Age: Adults

The song “FUCK YOU” allows us to work on vocabulary practice and inferring meaning. First, students are asked what reasons motivate song writes to write. After they share their opinion, they listen to the song and guess what made the author write this particular song. Then, they work on a vocabulary comprehension task and finally, they personalize it.


Age: Older Teens & Adults

The activity proposed for the song “DON´T WORRY ´BOUT A THING” is the same for the song “Beautiful Life”. First, students discuss whether they are optimistic or pessimistic about life. Then, they listen to the song and find out about the author. They will also be able to guess the name of the song. Finally, they share what the author suggests that we do in order to keep positive about life.


Age: Adults

The song “HELP” is an opportunity for students to practice describing personalities. First, they say what kind of personality they think the performer has. Then, they listen to the song and find out its name. After that, and based on the lyrics, they say what the author was like in the past and what he is like now.

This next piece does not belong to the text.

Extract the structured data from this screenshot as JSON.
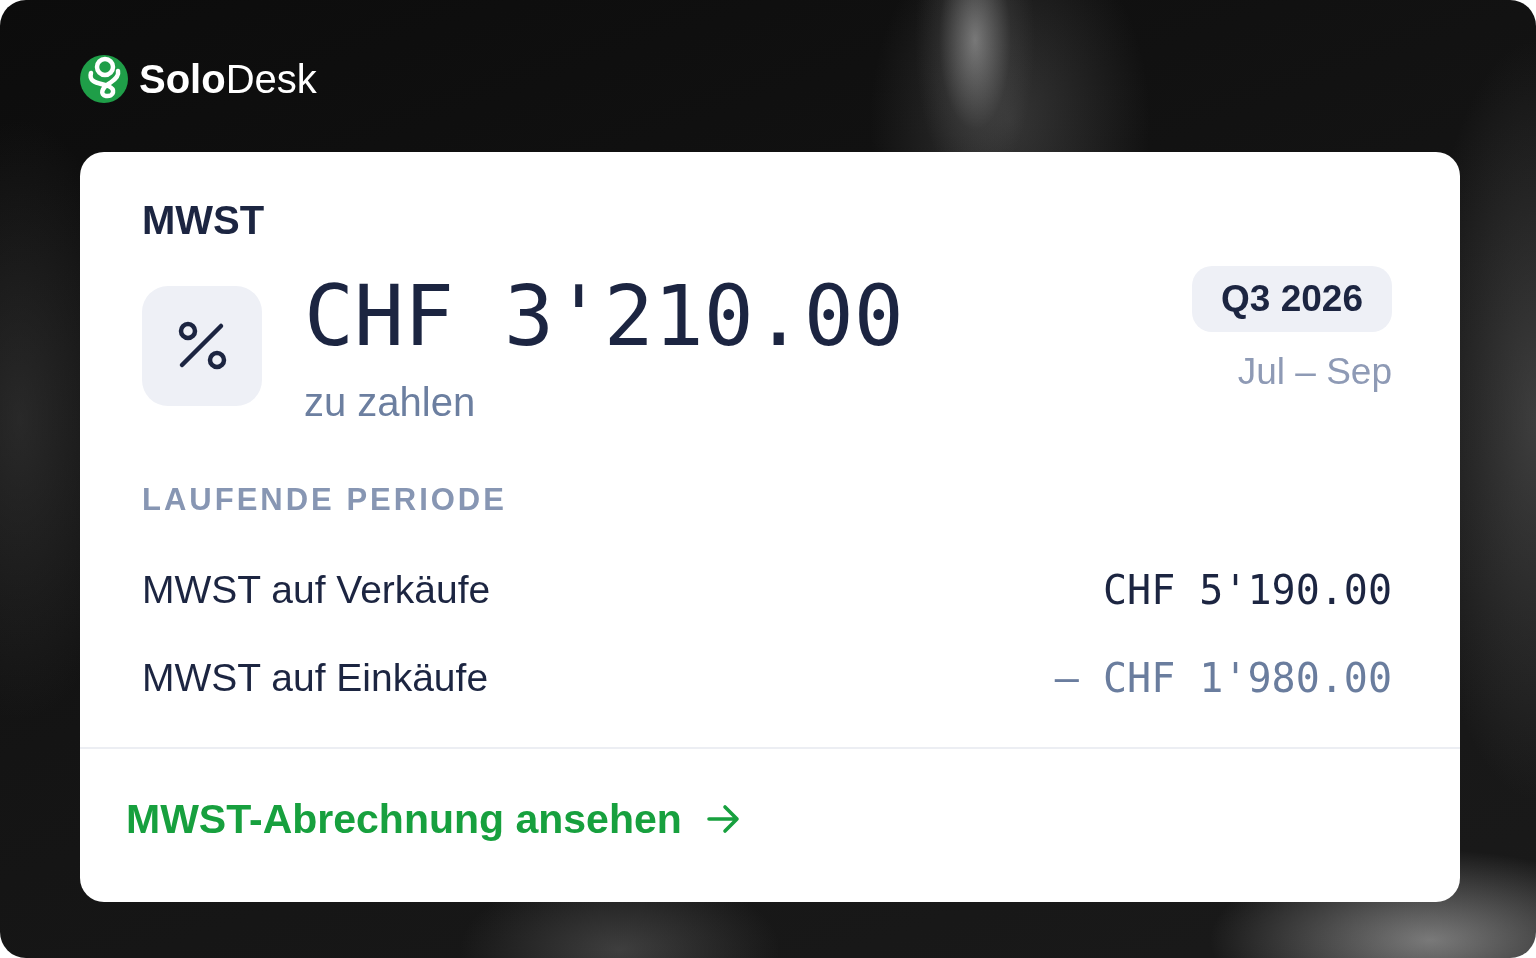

Finally, they surf the net to find out who the author is.


Age: Adults

The song “PHOTOGRAPH” is good to wrap up a lesson on Relative Causes or Inferring Meaning. First, students take a quiz and share their answers with a peer. Then, they fill in the blanks with suitable words. After that, they listen to the song and check whether they are right about the words they used. Next, they reflect on the relationship described in it and guess what kind of relationship that is. In the end, they find at least 5 relative clauses in it and personalize them.